Passengers who booked a higher fare class, such as business, but were downgraded to a cheaper cabin should be refunded the difference in price.
Airlines cannot remove you from a flight you have already boarded if you checked in before the last check-in time and your boarding pass was scanned at the gate, per DOT.
However, you can still be deported for safety, security or health reasons. Or, if you were a disruptive passenger. If you were removed for a reason beyond your control, such as unruly behavior, the airline is required to compensate you.
Long delay on the tarmac
Tarmac delays occur when passengers on an arriving or departing aircraft do not have the opportunity to get off the aircraft, according to DOT. In the United States, airlines are required to allow passengers to disembark a plane before three hours have passed for domestic flights and four hours for international flights.
The only exception is if the reason is related to safety, security or air traffic control.
If you sit on the plane for more than three or four hours, you can file a complaint against the airline, according to CN Traveler.
For tarmac delays longer than two hours, airlines must provide passengers with water and snacks, per DOT.
Passengers are allowed to get off the plane during tarmac delays if the airline deems it safe.

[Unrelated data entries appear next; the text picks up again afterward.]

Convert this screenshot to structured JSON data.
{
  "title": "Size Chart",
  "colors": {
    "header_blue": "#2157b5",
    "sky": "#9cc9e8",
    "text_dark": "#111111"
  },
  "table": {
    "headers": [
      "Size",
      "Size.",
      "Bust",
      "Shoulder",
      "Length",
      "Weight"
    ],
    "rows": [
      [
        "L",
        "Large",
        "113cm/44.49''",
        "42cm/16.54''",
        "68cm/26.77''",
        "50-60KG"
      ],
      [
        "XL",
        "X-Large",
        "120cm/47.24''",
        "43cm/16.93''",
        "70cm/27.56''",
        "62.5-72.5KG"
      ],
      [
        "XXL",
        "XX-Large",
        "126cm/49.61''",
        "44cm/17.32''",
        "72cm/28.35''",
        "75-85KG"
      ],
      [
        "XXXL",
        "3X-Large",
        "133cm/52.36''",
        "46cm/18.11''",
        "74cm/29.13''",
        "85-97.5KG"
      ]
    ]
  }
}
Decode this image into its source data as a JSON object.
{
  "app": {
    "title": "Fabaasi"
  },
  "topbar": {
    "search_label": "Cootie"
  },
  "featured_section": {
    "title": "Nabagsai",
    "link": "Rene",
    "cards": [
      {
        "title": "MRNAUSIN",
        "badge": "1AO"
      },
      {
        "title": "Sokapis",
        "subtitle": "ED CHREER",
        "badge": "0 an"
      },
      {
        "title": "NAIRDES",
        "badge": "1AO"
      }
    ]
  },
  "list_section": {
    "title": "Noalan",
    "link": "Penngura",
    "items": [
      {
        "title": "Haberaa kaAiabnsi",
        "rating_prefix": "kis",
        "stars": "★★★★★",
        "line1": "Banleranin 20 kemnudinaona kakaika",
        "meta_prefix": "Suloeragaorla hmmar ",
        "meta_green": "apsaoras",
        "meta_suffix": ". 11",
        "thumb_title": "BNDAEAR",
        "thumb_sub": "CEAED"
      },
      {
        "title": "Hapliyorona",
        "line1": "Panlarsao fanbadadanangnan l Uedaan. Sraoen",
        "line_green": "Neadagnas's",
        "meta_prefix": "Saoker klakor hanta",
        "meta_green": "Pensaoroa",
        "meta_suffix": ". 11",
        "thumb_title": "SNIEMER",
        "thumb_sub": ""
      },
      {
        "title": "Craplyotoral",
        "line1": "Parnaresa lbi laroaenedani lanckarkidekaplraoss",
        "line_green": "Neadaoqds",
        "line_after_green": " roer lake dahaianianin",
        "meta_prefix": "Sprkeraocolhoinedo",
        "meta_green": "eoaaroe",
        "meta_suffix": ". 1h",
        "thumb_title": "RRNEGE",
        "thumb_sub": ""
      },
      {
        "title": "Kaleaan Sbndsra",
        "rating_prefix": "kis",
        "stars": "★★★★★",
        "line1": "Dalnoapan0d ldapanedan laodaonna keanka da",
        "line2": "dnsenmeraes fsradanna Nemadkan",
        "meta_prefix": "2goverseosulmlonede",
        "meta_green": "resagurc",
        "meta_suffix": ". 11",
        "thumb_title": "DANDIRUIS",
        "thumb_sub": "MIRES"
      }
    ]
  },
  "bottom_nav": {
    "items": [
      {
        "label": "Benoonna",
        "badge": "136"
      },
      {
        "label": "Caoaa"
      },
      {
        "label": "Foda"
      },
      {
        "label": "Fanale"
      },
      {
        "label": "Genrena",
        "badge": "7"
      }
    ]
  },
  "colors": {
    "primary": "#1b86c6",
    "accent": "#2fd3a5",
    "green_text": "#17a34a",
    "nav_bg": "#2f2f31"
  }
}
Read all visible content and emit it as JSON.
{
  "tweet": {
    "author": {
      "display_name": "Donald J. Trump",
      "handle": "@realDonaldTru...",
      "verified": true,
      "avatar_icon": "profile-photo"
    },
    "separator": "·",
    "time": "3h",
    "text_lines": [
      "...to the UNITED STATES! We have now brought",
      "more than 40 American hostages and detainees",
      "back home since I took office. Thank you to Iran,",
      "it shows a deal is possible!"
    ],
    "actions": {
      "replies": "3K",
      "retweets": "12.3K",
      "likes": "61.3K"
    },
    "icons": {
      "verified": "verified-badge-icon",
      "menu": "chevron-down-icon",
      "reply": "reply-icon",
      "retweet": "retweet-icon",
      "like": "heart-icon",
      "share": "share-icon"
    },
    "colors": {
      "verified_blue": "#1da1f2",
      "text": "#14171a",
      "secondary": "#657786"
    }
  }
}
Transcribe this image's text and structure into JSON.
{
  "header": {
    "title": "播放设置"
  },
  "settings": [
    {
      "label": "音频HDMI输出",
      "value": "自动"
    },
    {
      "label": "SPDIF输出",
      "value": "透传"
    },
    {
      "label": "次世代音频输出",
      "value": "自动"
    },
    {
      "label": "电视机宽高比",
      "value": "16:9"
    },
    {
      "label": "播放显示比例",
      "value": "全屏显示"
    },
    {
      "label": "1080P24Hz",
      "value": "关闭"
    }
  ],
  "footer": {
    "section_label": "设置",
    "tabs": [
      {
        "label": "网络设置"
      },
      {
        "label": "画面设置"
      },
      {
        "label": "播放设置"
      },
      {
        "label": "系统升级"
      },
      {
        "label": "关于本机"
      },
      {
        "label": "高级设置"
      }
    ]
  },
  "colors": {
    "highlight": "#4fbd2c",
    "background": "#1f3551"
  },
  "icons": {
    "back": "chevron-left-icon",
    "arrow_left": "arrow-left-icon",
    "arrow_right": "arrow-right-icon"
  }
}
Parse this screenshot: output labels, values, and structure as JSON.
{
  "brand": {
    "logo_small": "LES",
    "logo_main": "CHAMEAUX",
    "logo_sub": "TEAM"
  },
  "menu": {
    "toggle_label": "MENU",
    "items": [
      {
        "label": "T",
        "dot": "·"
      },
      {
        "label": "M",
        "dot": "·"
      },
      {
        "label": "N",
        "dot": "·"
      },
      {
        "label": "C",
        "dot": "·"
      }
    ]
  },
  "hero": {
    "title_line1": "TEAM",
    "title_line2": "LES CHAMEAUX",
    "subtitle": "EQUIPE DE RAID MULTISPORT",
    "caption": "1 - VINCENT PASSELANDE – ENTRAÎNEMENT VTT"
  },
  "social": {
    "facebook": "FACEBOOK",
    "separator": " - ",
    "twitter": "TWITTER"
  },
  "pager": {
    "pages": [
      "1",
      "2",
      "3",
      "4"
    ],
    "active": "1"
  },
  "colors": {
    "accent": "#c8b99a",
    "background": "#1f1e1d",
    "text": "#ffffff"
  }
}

However, travelers can do so at their own risk as the carrier is not required to let them reboard the plane or wait for them once the flight is ready to take off.
Also, their checked baggage should not be removed before departure, according to the DOT.